Provided records:
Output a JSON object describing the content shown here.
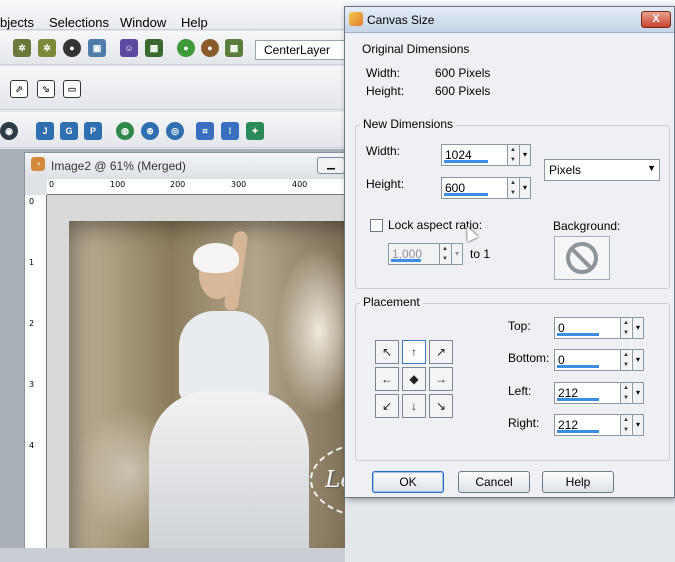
{
  "menubar": {
    "items": [
      "bjects",
      "Selections",
      "Window",
      "Help"
    ],
    "window_mnemonic": "W",
    "help_mnemonic": "H"
  },
  "toolbar": {
    "layer_combo_value": "CenterLayer",
    "icons": [
      "eye-icon",
      "cube-icon",
      "person-icon",
      "image-icon",
      "jpeg-icon",
      "gif-icon",
      "png-icon",
      "globe-icon"
    ]
  },
  "image_window": {
    "title": "Image2 @  61% (Merged)",
    "ruler_h_ticks": [
      "0",
      "100",
      "200",
      "300",
      "400"
    ],
    "ruler_v_ticks": [
      "0",
      "1",
      "2",
      "3",
      "4"
    ],
    "watermark": "LeilaMel"
  },
  "dialog": {
    "title": "Canvas Size",
    "close_label": "X",
    "original": {
      "group_label": "Original Dimensions",
      "width_label": "Width:",
      "width_value": "600 Pixels",
      "height_label": "Height:",
      "height_value": "600 Pixels"
    },
    "new": {
      "group_label": "New Dimensions",
      "width_label": "Width:",
      "width_value": "1024",
      "height_label": "Height:",
      "height_value": "600",
      "units_value": "Pixels",
      "lock_label": "Lock aspect ratio:",
      "lock_checked": false,
      "ratio_value": "1,000",
      "ratio_suffix": "to 1",
      "background_label": "Background:"
    },
    "placement": {
      "group_label": "Placement",
      "anchors": [
        "↖",
        "↑",
        "↗",
        "←",
        "◆",
        "→",
        "↙",
        "↓",
        "↘"
      ],
      "top_label": "Top:",
      "top_value": "0",
      "bottom_label": "Bottom:",
      "bottom_value": "0",
      "left_label": "Left:",
      "left_value": "212",
      "right_label": "Right:",
      "right_value": "212"
    },
    "buttons": {
      "ok": "OK",
      "cancel": "Cancel",
      "help": "Help"
    }
  }
}
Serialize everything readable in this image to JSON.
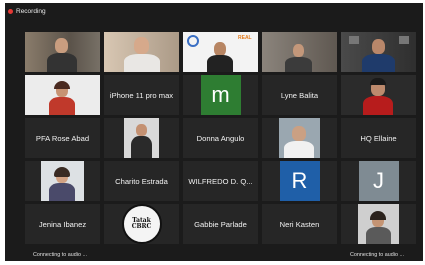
{
  "recording": {
    "label": "Recording"
  },
  "participants": [
    {
      "name": "",
      "type": "video"
    },
    {
      "name": "",
      "type": "video"
    },
    {
      "name": "",
      "type": "video",
      "overlay": "REAL"
    },
    {
      "name": "",
      "type": "video"
    },
    {
      "name": "",
      "type": "video"
    },
    {
      "name": "",
      "type": "video"
    },
    {
      "name": "iPhone 11 pro max",
      "type": "name"
    },
    {
      "name": "",
      "type": "avatar",
      "initial": "m",
      "color": "#2e7d32"
    },
    {
      "name": "Lyne Balita",
      "type": "name"
    },
    {
      "name": "",
      "type": "video"
    },
    {
      "name": "PFA Rose Abad",
      "type": "name"
    },
    {
      "name": "",
      "type": "video"
    },
    {
      "name": "Donna Angulo",
      "type": "name"
    },
    {
      "name": "",
      "type": "video"
    },
    {
      "name": "HQ Ellaine",
      "type": "name"
    },
    {
      "name": "",
      "type": "video"
    },
    {
      "name": "Charito Estrada",
      "type": "name"
    },
    {
      "name": "WILFREDO D. Q...",
      "type": "name"
    },
    {
      "name": "",
      "type": "avatar",
      "initial": "R",
      "color": "#1f5fa8"
    },
    {
      "name": "",
      "type": "avatar",
      "initial": "J",
      "color": "#7f8b93"
    },
    {
      "name": "Jenina Ibanez",
      "type": "name"
    },
    {
      "name": "",
      "type": "image",
      "logo_text": "Tatak CBRC"
    },
    {
      "name": "Gabbie Parlade",
      "type": "name"
    },
    {
      "name": "Neri Kasten",
      "type": "name"
    },
    {
      "name": "",
      "type": "video"
    }
  ],
  "statuses": {
    "left": "Connecting to audio ...",
    "right": "Connecting to audio ..."
  },
  "colors": {
    "background": "#1b1b1b",
    "tile": "#262626",
    "recording": "#e53935"
  }
}
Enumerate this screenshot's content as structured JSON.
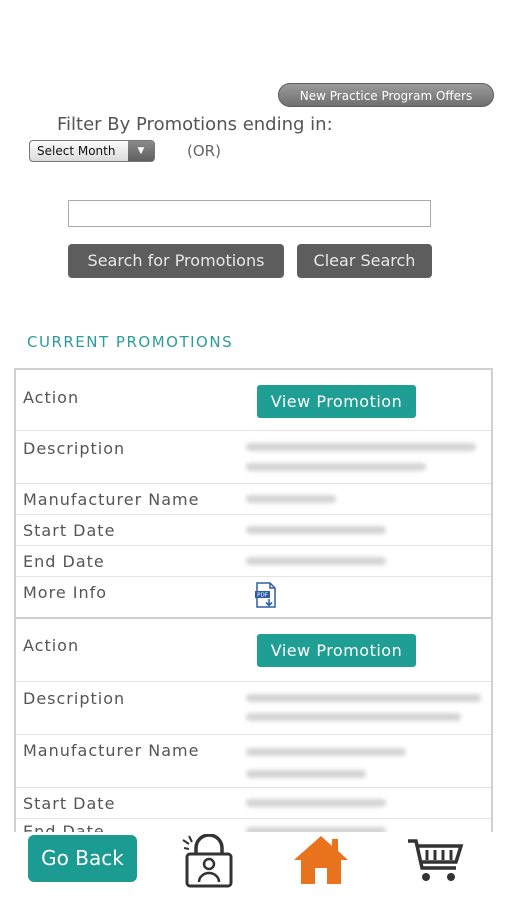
{
  "header": {
    "offers_button": "New Practice Program Offers"
  },
  "filter": {
    "label": "Filter By Promotions ending in:",
    "select_value": "Select Month",
    "or_text": "(OR)",
    "search_value": "",
    "search_button": "Search for Promotions",
    "clear_button": "Clear Search"
  },
  "section": {
    "title": "CURRENT PROMOTIONS"
  },
  "promotions": [
    {
      "labels": {
        "action": "Action",
        "description": "Description",
        "manufacturer": "Manufacturer Name",
        "start": "Start Date",
        "end": "End Date",
        "more_info": "More Info"
      },
      "view_button": "View Promotion"
    },
    {
      "labels": {
        "action": "Action",
        "description": "Description",
        "manufacturer": "Manufacturer Name",
        "start": "Start Date",
        "end": "End Date"
      },
      "view_button": "View Promotion"
    }
  ],
  "bottom_nav": {
    "go_back": "Go Back",
    "icons": [
      "account-lock-icon",
      "home-icon",
      "cart-icon"
    ],
    "home_color": "#e8731c",
    "accent_color": "#1c9b93"
  }
}
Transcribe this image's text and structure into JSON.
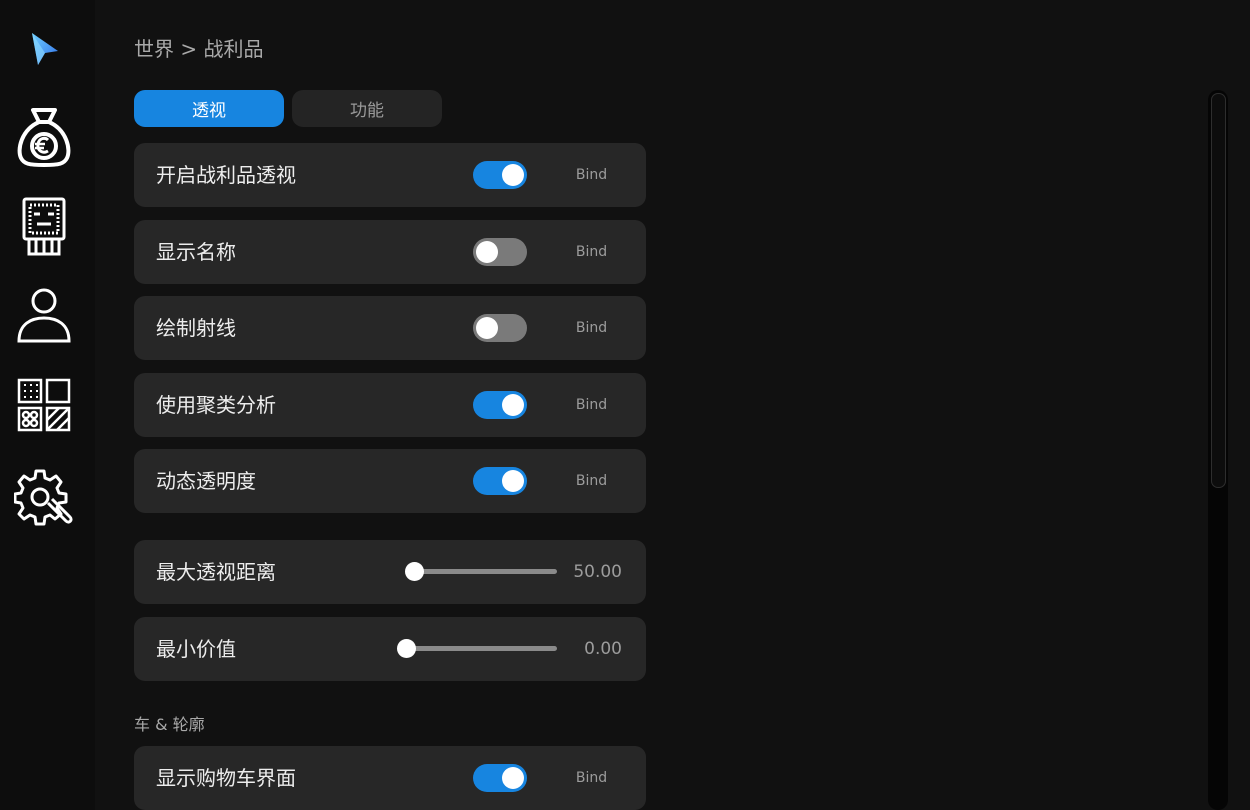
{
  "breadcrumb": "世界 > 战利品",
  "tabs": [
    {
      "label": "透视",
      "active": true
    },
    {
      "label": "功能",
      "active": false
    }
  ],
  "toggles": [
    {
      "label": "开启战利品透视",
      "on": true,
      "bind_label": "Bind"
    },
    {
      "label": "显示名称",
      "on": false,
      "bind_label": "Bind"
    },
    {
      "label": "绘制射线",
      "on": false,
      "bind_label": "Bind"
    },
    {
      "label": "使用聚类分析",
      "on": true,
      "bind_label": "Bind"
    },
    {
      "label": "动态透明度",
      "on": true,
      "bind_label": "Bind"
    }
  ],
  "sliders": [
    {
      "label": "最大透视距离",
      "value": "50.00"
    },
    {
      "label": "最小价值",
      "value": "0.00"
    }
  ],
  "section": {
    "title": "车 & 轮廓",
    "toggles": [
      {
        "label": "显示购物车界面",
        "on": true,
        "bind_label": "Bind"
      }
    ]
  },
  "colors": {
    "accent": "#1785e0",
    "background": "#111111",
    "card": "#272727"
  },
  "sidebar_icons": [
    "logo-arrow-icon",
    "money-bag-icon",
    "chip-icon",
    "user-icon",
    "grid-pattern-icon",
    "gear-wrench-icon"
  ]
}
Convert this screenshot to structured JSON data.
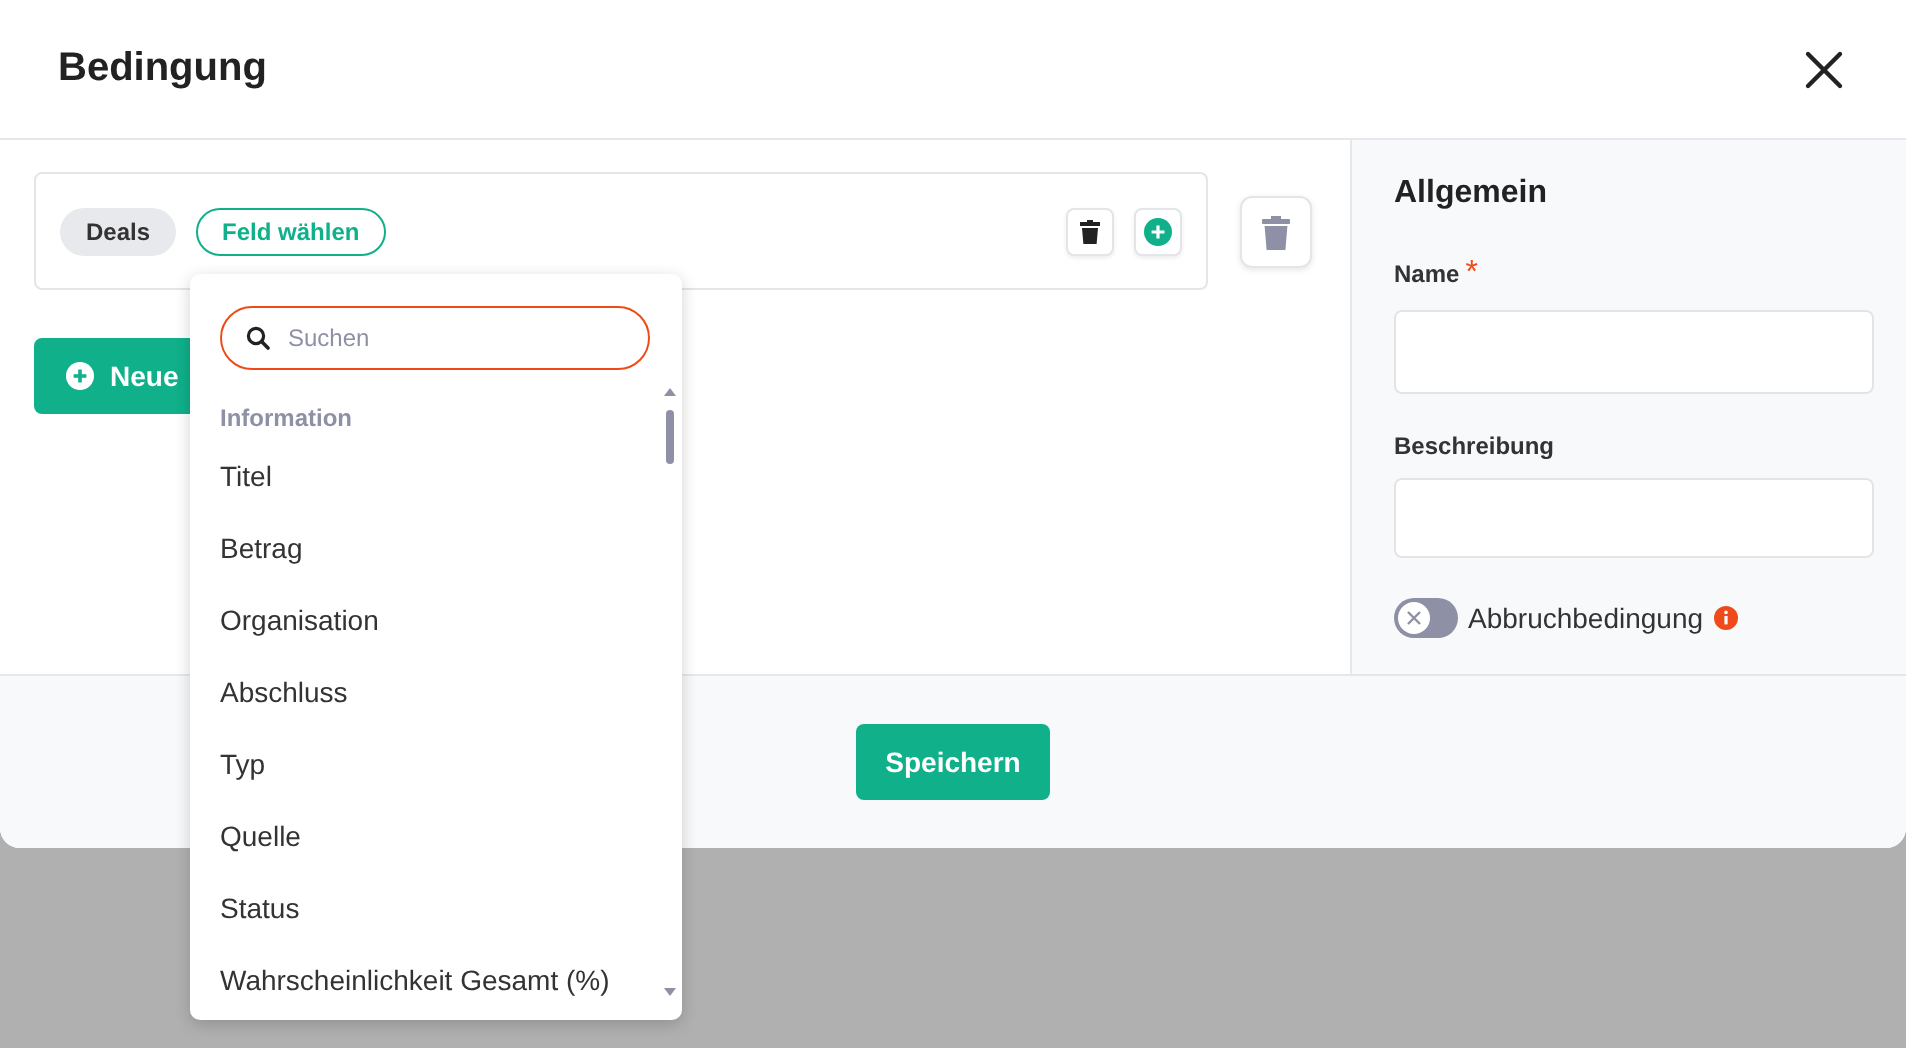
{
  "dialog": {
    "title": "Bedingung"
  },
  "condition": {
    "chips": [
      {
        "label": "Deals",
        "kind": "entity"
      },
      {
        "label": "Feld wählen",
        "kind": "select"
      }
    ]
  },
  "add_button": {
    "label": "Neue"
  },
  "dropdown": {
    "search": {
      "placeholder": "Suchen",
      "focused": true
    },
    "group": "Information",
    "options": [
      "Titel",
      "Betrag",
      "Organisation",
      "Abschluss",
      "Typ",
      "Quelle",
      "Status",
      "Wahrscheinlichkeit Gesamt (%)"
    ]
  },
  "panel": {
    "title": "Allgemein",
    "fields": [
      {
        "label": "Name",
        "required_mark": "*"
      },
      {
        "label": "Beschreibung"
      }
    ],
    "toggle": {
      "label": "Abbruchbedingung",
      "on": false
    }
  },
  "footer": {
    "save": "Speichern"
  }
}
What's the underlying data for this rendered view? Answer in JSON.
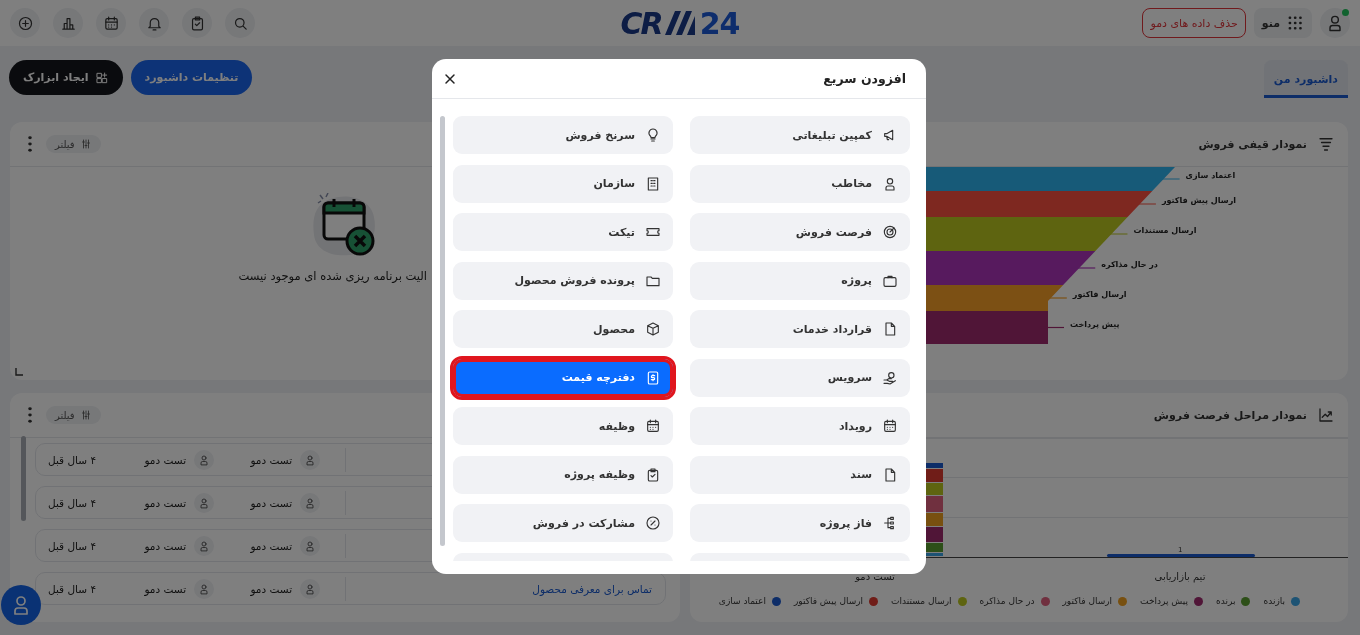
{
  "topbar": {
    "delete_demo_button": "حذف داده های دمو",
    "menu_label": "منو",
    "logo": {
      "lead": "CR",
      "tail": "24"
    }
  },
  "tabs": [
    {
      "label": "داشبورد من",
      "selected": true
    }
  ],
  "toolbar_buttons": [
    {
      "label": "تنظیمات داشبورد",
      "kind": "primary"
    },
    {
      "label": "ایجاد ابزارک",
      "kind": "dark"
    }
  ],
  "funnel_card": {
    "title": "نمودار قیفی فروش",
    "stages": [
      {
        "label": "اعتماد سازی",
        "color": "#175a78"
      },
      {
        "label": "ارسال پیش فاکتور",
        "color": "#7e2820"
      },
      {
        "label": "ارسال مستندات",
        "color": "#5e6410"
      },
      {
        "label": "در حال مذاکره",
        "color": "#571a5e"
      },
      {
        "label": "ارسال فاکتور",
        "color": "#7c5014"
      },
      {
        "label": "پیش پرداخت",
        "color": "#501537"
      }
    ]
  },
  "empty_card": {
    "filter_label": "فیلتر",
    "message": "الیت برنامه ریزی شده ای موجود نیست"
  },
  "activity_card": {
    "filter_label": "فیلتر",
    "rows": [
      {
        "people": [
          "تست دمو",
          "تست دمو"
        ],
        "time": "۴ سال قبل"
      },
      {
        "people": [
          "تست دمو",
          "تست دمو"
        ],
        "time": "۴ سال قبل"
      },
      {
        "people": [
          "تست دمو",
          "تست دمو"
        ],
        "time": "۴ سال قبل"
      },
      {
        "title": "تماس برای معرفی محصول",
        "people": [
          "تست دمو",
          "تست دمو"
        ],
        "time": "۴ سال قبل"
      }
    ]
  },
  "stages_card": {
    "title": "نمودار مراحل فرصت فروش",
    "bar_value": "1",
    "categories": [
      "تیم بازاریابی",
      "تست دمو"
    ],
    "legend": [
      {
        "label": "بازنده",
        "color": "#1d5374"
      },
      {
        "label": "برنده",
        "color": "#2d4f18"
      },
      {
        "label": "پیش پرداخت",
        "color": "#501537"
      },
      {
        "label": "ارسال فاکتور",
        "color": "#785010"
      },
      {
        "label": "در حال مذاکره",
        "color": "#70303f"
      },
      {
        "label": "ارسال مستندات",
        "color": "#5e6410"
      },
      {
        "label": "ارسال پیش فاکتور",
        "color": "#701d18"
      },
      {
        "label": "اعتماد سازی",
        "color": "#0d2d68"
      }
    ]
  },
  "modal": {
    "title": "افزودن سریع",
    "items": [
      {
        "label": "کمپین تبلیغاتی",
        "selected": false
      },
      {
        "label": "سرنخ فروش",
        "selected": false
      },
      {
        "label": "مخاطب",
        "selected": false
      },
      {
        "label": "سازمان",
        "selected": false
      },
      {
        "label": "فرصت فروش",
        "selected": false
      },
      {
        "label": "تیکت",
        "selected": false
      },
      {
        "label": "پروژه",
        "selected": false
      },
      {
        "label": "پرونده فروش محصول",
        "selected": false
      },
      {
        "label": "قرارداد خدمات",
        "selected": false
      },
      {
        "label": "محصول",
        "selected": false
      },
      {
        "label": "سرویس",
        "selected": false
      },
      {
        "label": "دفترچه قیمت",
        "selected": true
      },
      {
        "label": "رویداد",
        "selected": false
      },
      {
        "label": "وظیفه",
        "selected": false
      },
      {
        "label": "سند",
        "selected": false
      },
      {
        "label": "وظیفه پروژه",
        "selected": false
      },
      {
        "label": "فاز پروژه",
        "selected": false
      },
      {
        "label": "مشارکت در فروش",
        "selected": false
      }
    ]
  }
}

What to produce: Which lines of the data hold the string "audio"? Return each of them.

Your solution:
    "left": "Connecting to audio ...",
    "right": "Connecting to audio ..."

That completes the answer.